The president has visited Afghanistan only once, where he spent five hours in Kabul, on March 1, 2006, when conditions were fairly stable. What, one wonders, was the point?

How can we explain this? In the case of Iraq above all, how can a leader instigate a long, messy war, keep demanding hundreds of billions of dollars for it, appeal to the American people to stay the course, and not actually spend some time there to see what is going on?

Saturday, September 6, 2008

Revelations of an Abu Ghraib Interrogator - by Aaron Glantz

Revelations of an Abu Ghraib Interrogator - by Aaron Glantz

By what right, the former interrogator asks, does one derive the authority to question prisoners as part of a military occupation?

It's an important question to ask and timely too given the steady growth in the number of Iraqi prisoners in US custody over the course of its occupation of Iraq. Pentagon statistics show the US military now holds over 24,000 "security detainees" in Iraq – more than double the number incarcerated by Coalition at the time of the Abu Ghraib prison scandal four and a half years ago.

US forces are holding nearly all of these persons indefinitely, without an arrest warrant, without charge, and with no right to any type of open legal proceedings. It's perhaps a mark of the failure of the United States' political and religious establishments that it falls to a US Army Specialist like Joshua Casteel to wrestle with the moral difficulties of these massive imprisonments. "Letters from Abu Ghraib" shows how the ethical failures of their leaders affect soldiers on the ground.

Tuesday, September 2, 2008

A Marine comments on Security and Justice

Gonzales won't face charges for mishandling info - Yahoo! News

I have attached a yahoo news story that I find to be important based upon my experience in the Marine Corps. While in the Marine Corps, I was tasked with the use, handling, transportation, and security of Top Secret/SCI government material/information. While in the Marine Corps I received annual classes and workshops on how to handle top secret material. There are very strict rules about these types of things. For example, certain things can not be taken out of specific rooms. Certain things can not be stored overnight unless in an approved safe with two AWAKE marines guarding it, and all sensitive material was accounted for every night before we went home (unless we were overseas, in which case it was accounted for before we all got to sleep except for the two marines that stayed up all night guarding it) The Marines that I was deployed with in Iraq, in Lebanon, in Kuwait, in Haiti, and in Jordan all followed these steps because we knew how important our nat'l security was. Now, I want to make clear that these steps were not followed only overseas.
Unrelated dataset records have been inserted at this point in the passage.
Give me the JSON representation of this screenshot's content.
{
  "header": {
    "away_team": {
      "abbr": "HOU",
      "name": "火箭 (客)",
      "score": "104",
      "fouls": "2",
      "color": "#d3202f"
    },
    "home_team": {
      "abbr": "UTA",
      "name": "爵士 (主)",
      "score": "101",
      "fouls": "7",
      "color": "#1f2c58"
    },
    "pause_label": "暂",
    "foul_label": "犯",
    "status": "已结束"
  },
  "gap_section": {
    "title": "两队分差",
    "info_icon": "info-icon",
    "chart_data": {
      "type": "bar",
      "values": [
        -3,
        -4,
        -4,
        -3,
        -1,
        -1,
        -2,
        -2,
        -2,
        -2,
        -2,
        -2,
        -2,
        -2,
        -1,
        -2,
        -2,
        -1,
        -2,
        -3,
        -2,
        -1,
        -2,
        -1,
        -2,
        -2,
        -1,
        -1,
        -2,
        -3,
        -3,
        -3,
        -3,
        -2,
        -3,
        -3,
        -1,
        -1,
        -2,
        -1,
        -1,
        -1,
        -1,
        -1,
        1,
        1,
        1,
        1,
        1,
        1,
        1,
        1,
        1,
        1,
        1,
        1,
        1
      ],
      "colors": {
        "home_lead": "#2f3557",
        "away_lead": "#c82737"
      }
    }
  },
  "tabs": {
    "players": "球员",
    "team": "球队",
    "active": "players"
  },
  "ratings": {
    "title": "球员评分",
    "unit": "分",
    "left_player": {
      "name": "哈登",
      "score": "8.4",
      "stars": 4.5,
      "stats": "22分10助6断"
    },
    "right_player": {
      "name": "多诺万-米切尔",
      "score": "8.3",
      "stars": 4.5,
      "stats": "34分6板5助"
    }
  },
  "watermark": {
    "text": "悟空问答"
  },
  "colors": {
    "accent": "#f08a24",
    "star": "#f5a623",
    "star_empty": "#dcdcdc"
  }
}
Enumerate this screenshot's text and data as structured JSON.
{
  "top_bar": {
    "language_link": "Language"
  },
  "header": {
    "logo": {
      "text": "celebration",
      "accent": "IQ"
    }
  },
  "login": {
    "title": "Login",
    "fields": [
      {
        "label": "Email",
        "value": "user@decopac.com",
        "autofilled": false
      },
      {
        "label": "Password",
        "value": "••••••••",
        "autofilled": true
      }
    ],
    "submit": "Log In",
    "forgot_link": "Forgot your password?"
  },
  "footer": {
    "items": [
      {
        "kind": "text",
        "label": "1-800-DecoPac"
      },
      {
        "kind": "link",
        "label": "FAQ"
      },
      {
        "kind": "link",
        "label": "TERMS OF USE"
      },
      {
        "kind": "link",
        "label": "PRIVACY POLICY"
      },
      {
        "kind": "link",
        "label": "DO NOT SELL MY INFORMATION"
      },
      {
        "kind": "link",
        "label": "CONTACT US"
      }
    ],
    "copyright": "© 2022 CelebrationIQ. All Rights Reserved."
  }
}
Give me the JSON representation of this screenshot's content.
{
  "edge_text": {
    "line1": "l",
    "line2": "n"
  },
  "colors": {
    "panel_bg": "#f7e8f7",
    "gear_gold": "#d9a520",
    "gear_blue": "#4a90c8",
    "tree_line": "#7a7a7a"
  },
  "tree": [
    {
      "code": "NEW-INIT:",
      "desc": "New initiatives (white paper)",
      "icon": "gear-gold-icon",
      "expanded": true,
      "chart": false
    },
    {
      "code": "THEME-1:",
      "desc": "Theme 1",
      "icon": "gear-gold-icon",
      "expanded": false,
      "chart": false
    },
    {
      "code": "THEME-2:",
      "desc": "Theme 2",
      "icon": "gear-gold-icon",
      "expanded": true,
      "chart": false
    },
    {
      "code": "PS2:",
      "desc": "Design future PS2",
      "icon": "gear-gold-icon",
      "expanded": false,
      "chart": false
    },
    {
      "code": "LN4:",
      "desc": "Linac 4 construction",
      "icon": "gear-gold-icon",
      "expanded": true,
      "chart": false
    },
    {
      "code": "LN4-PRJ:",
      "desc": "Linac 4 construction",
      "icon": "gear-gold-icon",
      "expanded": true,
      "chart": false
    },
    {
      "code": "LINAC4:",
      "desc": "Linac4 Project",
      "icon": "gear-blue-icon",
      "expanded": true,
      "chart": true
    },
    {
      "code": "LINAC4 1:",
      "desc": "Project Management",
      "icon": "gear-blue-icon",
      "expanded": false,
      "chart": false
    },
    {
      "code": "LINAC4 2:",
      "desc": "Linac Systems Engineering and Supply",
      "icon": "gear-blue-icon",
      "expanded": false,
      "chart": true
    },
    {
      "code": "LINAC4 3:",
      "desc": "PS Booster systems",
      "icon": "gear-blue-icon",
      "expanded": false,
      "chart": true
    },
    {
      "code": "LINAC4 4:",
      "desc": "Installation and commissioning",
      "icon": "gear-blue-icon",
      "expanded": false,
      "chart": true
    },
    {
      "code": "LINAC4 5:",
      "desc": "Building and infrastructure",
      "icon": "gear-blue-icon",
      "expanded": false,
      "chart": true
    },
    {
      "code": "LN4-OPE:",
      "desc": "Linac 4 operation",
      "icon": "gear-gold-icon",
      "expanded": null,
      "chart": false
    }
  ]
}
Marines have been threatened with jail time if these specific guidelines were not followed...whether you were in North Carolina, Virginia, Iraq, or Afghanistan.
The fact that Alberto Gonzalez took top secret material home with him surprises me...and not a lot of things surprise me anymore. The fact that he kept this material in an unlocked briefcase surprises me. THe fact that his attorneys said that the former Attorney General of this United States did not know the proper procedure for storing these sensitive materials surprises me. And the fact that he is not being prosecuted for it surprises me.
The way I see it, if the top law enforcing officer in the country (the Attorney General) can not be held accountable for the national security breaches committed, then who can be? Who should know the law better than he?
In my opinion, this is another stellar example of this administration picking under qualified nominees to fill high government positions. There needs to be some responsibility, and there needs to be some resolution. There is no excuse for bringing TOP SECRET material out of a secured, safe government building to catch up on your work at home. That is lazy, that is careless, and that puts all Americans at risk. But I guess its just business as usual for this administration. I keep forgetting this is the same administration that leaked the name of a CIA agent for political purposes.
Anthony Maroun
IVAW Gainesville